Provided data =>
━━━━

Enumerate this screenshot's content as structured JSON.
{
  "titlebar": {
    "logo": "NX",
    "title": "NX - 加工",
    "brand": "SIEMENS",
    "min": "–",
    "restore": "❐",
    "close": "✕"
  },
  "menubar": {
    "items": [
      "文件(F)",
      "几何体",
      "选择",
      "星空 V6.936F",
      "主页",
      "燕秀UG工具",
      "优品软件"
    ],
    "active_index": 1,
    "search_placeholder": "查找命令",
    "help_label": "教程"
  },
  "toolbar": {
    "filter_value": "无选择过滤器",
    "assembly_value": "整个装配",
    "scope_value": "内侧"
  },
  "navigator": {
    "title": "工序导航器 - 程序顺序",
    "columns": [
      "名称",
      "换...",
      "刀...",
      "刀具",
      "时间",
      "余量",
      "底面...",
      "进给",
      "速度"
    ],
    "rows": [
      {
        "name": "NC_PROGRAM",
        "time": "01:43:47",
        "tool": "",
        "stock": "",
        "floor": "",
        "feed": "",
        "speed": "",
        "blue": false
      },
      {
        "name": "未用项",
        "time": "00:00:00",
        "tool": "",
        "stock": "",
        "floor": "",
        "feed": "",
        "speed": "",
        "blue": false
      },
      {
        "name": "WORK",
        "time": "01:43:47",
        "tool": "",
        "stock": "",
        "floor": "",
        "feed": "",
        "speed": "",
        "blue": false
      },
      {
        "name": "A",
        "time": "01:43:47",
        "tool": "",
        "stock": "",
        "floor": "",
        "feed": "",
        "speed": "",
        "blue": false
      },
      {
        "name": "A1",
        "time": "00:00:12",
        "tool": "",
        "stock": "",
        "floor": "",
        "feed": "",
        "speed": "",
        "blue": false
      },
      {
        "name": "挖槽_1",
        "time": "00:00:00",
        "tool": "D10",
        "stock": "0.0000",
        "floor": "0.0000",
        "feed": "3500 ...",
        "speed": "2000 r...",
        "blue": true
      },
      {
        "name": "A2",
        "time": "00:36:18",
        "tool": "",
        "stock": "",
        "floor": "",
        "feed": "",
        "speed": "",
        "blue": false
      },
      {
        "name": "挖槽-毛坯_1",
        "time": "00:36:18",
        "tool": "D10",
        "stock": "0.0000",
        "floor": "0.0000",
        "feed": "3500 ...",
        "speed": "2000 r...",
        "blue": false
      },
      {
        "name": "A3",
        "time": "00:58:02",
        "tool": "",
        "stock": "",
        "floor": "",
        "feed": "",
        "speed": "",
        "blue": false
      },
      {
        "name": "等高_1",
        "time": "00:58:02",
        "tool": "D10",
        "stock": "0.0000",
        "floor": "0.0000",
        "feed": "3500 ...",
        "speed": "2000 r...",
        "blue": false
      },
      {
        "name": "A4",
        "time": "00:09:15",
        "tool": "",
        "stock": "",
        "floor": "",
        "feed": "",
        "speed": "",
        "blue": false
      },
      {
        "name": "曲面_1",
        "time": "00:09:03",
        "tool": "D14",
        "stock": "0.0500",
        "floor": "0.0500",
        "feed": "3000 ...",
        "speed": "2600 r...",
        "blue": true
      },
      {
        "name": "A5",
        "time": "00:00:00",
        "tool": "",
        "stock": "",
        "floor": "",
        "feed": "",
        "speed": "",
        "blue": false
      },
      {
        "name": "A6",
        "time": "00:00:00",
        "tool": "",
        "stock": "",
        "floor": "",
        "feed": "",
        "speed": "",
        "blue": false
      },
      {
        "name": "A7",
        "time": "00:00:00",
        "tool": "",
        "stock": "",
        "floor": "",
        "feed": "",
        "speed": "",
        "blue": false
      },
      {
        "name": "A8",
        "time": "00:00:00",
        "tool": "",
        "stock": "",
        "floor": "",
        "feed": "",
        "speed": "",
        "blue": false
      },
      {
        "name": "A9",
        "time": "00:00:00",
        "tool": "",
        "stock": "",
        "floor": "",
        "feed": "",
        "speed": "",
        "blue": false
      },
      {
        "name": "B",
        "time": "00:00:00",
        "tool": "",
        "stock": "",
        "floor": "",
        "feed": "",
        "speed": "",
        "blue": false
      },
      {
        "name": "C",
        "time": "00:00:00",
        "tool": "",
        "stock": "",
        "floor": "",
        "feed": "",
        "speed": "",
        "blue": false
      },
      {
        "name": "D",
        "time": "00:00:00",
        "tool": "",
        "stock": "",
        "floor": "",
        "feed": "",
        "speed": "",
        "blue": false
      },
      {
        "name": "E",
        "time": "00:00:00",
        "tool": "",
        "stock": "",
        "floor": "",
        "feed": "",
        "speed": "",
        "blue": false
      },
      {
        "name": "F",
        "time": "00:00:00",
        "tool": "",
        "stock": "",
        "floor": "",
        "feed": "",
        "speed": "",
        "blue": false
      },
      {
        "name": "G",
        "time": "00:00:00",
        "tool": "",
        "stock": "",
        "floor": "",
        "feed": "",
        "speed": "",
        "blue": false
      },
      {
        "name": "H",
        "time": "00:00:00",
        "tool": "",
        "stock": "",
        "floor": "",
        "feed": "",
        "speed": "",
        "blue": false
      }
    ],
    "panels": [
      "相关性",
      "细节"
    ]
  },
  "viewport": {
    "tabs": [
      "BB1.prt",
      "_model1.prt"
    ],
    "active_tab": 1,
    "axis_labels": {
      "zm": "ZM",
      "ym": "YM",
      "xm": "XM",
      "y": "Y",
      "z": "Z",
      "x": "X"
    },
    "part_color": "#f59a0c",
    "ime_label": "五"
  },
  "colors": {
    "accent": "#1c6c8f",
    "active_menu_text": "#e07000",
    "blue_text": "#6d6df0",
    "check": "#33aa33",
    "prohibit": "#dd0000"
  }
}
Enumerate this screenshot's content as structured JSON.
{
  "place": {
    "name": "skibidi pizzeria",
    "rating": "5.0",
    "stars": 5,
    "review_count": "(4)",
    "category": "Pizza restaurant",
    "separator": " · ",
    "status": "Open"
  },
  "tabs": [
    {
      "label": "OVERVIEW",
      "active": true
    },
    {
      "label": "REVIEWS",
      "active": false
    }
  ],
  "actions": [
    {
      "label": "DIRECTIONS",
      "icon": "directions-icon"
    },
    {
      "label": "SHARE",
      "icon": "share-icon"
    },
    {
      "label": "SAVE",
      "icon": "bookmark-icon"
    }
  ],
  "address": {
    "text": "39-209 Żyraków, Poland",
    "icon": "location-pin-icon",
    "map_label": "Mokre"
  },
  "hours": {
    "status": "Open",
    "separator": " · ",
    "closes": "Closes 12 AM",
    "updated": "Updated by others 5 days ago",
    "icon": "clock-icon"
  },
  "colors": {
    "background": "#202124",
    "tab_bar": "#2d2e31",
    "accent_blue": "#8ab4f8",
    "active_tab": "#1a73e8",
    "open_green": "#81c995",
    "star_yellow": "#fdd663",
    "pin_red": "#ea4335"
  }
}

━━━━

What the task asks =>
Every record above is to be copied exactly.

Result of the task =>
Enumerate this screenshot's content as structured JSON.
{
  "titlebar": {
    "logo": "NX",
    "title": "NX - 加工",
    "brand": "SIEMENS",
    "min": "–",
    "restore": "❐",
    "close": "✕"
  },
  "menubar": {
    "items": [
      "文件(F)",
      "几何体",
      "选择",
      "星空 V6.936F",
      "主页",
      "燕秀UG工具",
      "优品软件"
    ],
    "active_index": 1,
    "search_placeholder": "查找命令",
    "help_label": "教程"
  },
  "toolbar": {
    "filter_value": "无选择过滤器",
    "assembly_value": "整个装配",
    "scope_value": "内侧"
  },
  "navigator": {
    "title": "工序导航器 - 程序顺序",
    "columns": [
      "名称",
      "换...",
      "刀...",
      "刀具",
      "时间",
      "余量",
      "底面...",
      "进给",
      "速度"
    ],
    "rows": [
      {
        "name": "NC_PROGRAM",
        "time": "01:43:47",
        "tool": "",
        "stock": "",
        "floor": "",
        "feed": "",
        "speed": "",
        "blue": false
      },
      {
        "name": "未用项",
        "time": "00:00:00",
        "tool": "",
        "stock": "",
        "floor": "",
        "feed": "",
        "speed": "",
        "blue": false
      },
      {
        "name": "WORK",
        "time": "01:43:47",
        "tool": "",
        "stock": "",
        "floor": "",
        "feed": "",
        "speed": "",
        "blue": false
      },
      {
        "name": "A",
        "time": "01:43:47",
        "tool": "",
        "stock": "",
        "floor": "",
        "feed": "",
        "speed": "",
        "blue": false
      },
      {
        "name": "A1",
        "time": "00:00:12",
        "tool": "",
        "stock": "",
        "floor": "",
        "feed": "",
        "speed": "",
        "blue": false
      },
      {
        "name": "挖槽_1",
        "time": "00:00:00",
        "tool": "D10",
        "stock": "0.0000",
        "floor": "0.0000",
        "feed": "3500 ...",
        "speed": "2000 r...",
        "blue": true
      },
      {
        "name": "A2",
        "time": "00:36:18",
        "tool": "",
        "stock": "",
        "floor": "",
        "feed": "",
        "speed": "",
        "blue": false
      },
      {
        "name": "挖槽-毛坯_1",
        "time": "00:36:18",
        "tool": "D10",
        "stock": "0.0000",
        "floor": "0.0000",
        "feed": "3500 ...",
        "speed": "2000 r...",
        "blue": false
      },
      {
        "name": "A3",
        "time": "00:58:02",
        "tool": "",
        "stock": "",
        "floor": "",
        "feed": "",
        "speed": "",
        "blue": false
      },
      {
        "name": "等高_1",
        "time": "00:58:02",
        "tool": "D10",
        "stock": "0.0000",
        "floor": "0.0000",
        "feed": "3500 ...",
        "speed": "2000 r...",
        "blue": false
      },
      {
        "name": "A4",
        "time": "00:09:15",
        "tool": "",
        "stock": "",
        "floor": "",
        "feed": "",
        "speed": "",
        "blue": false
      },
      {
        "name": "曲面_1",
        "time": "00:09:03",
        "tool": "D14",
        "stock": "0.0500",
        "floor": "0.0500",
        "feed": "3000 ...",
        "speed": "2600 r...",
        "blue": true
      },
      {
        "name": "A5",
        "time": "00:00:00",
        "tool": "",
        "stock": "",
        "floor": "",
        "feed": "",
        "speed": "",
        "blue": false
      },
      {
        "name": "A6",
        "time": "00:00:00",
        "tool": "",
        "stock": "",
        "floor": "",
        "feed": "",
        "speed": "",
        "blue": false
      },
      {
        "name": "A7",
        "time": "00:00:00",
        "tool": "",
        "stock": "",
        "floor": "",
        "feed": "",
        "speed": "",
        "blue": false
      },
      {
        "name": "A8",
        "time": "00:00:00",
        "tool": "",
        "stock": "",
        "floor": "",
        "feed": "",
        "speed": "",
        "blue": false
      },
      {
        "name": "A9",
        "time": "00:00:00",
        "tool": "",
        "stock": "",
        "floor": "",
        "feed": "",
        "speed": "",
        "blue": false
      },
      {
        "name": "B",
        "time": "00:00:00",
        "tool": "",
        "stock": "",
        "floor": "",
        "feed": "",
        "speed": "",
        "blue": false
      },
      {
        "name": "C",
        "time": "00:00:00",
        "tool": "",
        "stock": "",
        "floor": "",
        "feed": "",
        "speed": "",
        "blue": false
      },
      {
        "name": "D",
        "time": "00:00:00",
        "tool": "",
        "stock": "",
        "floor": "",
        "feed": "",
        "speed": "",
        "blue": false
      },
      {
        "name": "E",
        "time": "00:00:00",
        "tool": "",
        "stock": "",
        "floor": "",
        "feed": "",
        "speed": "",
        "blue": false
      },
      {
        "name": "F",
        "time": "00:00:00",
        "tool": "",
        "stock": "",
        "floor": "",
        "feed": "",
        "speed": "",
        "blue": false
      },
      {
        "name": "G",
        "time": "00:00:00",
        "tool": "",
        "stock": "",
        "floor": "",
        "feed": "",
        "speed": "",
        "blue": false
      },
      {
        "name": "H",
        "time": "00:00:00",
        "tool": "",
        "stock": "",
        "floor": "",
        "feed": "",
        "speed": "",
        "blue": false
      }
    ],
    "panels": [
      "相关性",
      "细节"
    ]
  },
  "viewport": {
    "tabs": [
      "BB1.prt",
      "_model1.prt"
    ],
    "active_tab": 1,
    "axis_labels": {
      "zm": "ZM",
      "ym": "YM",
      "xm": "XM",
      "y": "Y",
      "z": "Z",
      "x": "X"
    },
    "part_color": "#f59a0c",
    "ime_label": "五"
  },
  "colors": {
    "accent": "#1c6c8f",
    "active_menu_text": "#e07000",
    "blue_text": "#6d6df0",
    "check": "#33aa33",
    "prohibit": "#dd0000"
  }
}
Enumerate this screenshot's content as structured JSON.
{
  "place": {
    "name": "skibidi pizzeria",
    "rating": "5.0",
    "stars": 5,
    "review_count": "(4)",
    "category": "Pizza restaurant",
    "separator": " · ",
    "status": "Open"
  },
  "tabs": [
    {
      "label": "OVERVIEW",
      "active": true
    },
    {
      "label": "REVIEWS",
      "active": false
    }
  ],
  "actions": [
    {
      "label": "DIRECTIONS",
      "icon": "directions-icon"
    },
    {
      "label": "SHARE",
      "icon": "share-icon"
    },
    {
      "label": "SAVE",
      "icon": "bookmark-icon"
    }
  ],
  "address": {
    "text": "39-209 Żyraków, Poland",
    "icon": "location-pin-icon",
    "map_label": "Mokre"
  },
  "hours": {
    "status": "Open",
    "separator": " · ",
    "closes": "Closes 12 AM",
    "updated": "Updated by others 5 days ago",
    "icon": "clock-icon"
  },
  "colors": {
    "background": "#202124",
    "tab_bar": "#2d2e31",
    "accent_blue": "#8ab4f8",
    "active_tab": "#1a73e8",
    "open_green": "#81c995",
    "star_yellow": "#fdd663",
    "pin_red": "#ea4335"
  }
}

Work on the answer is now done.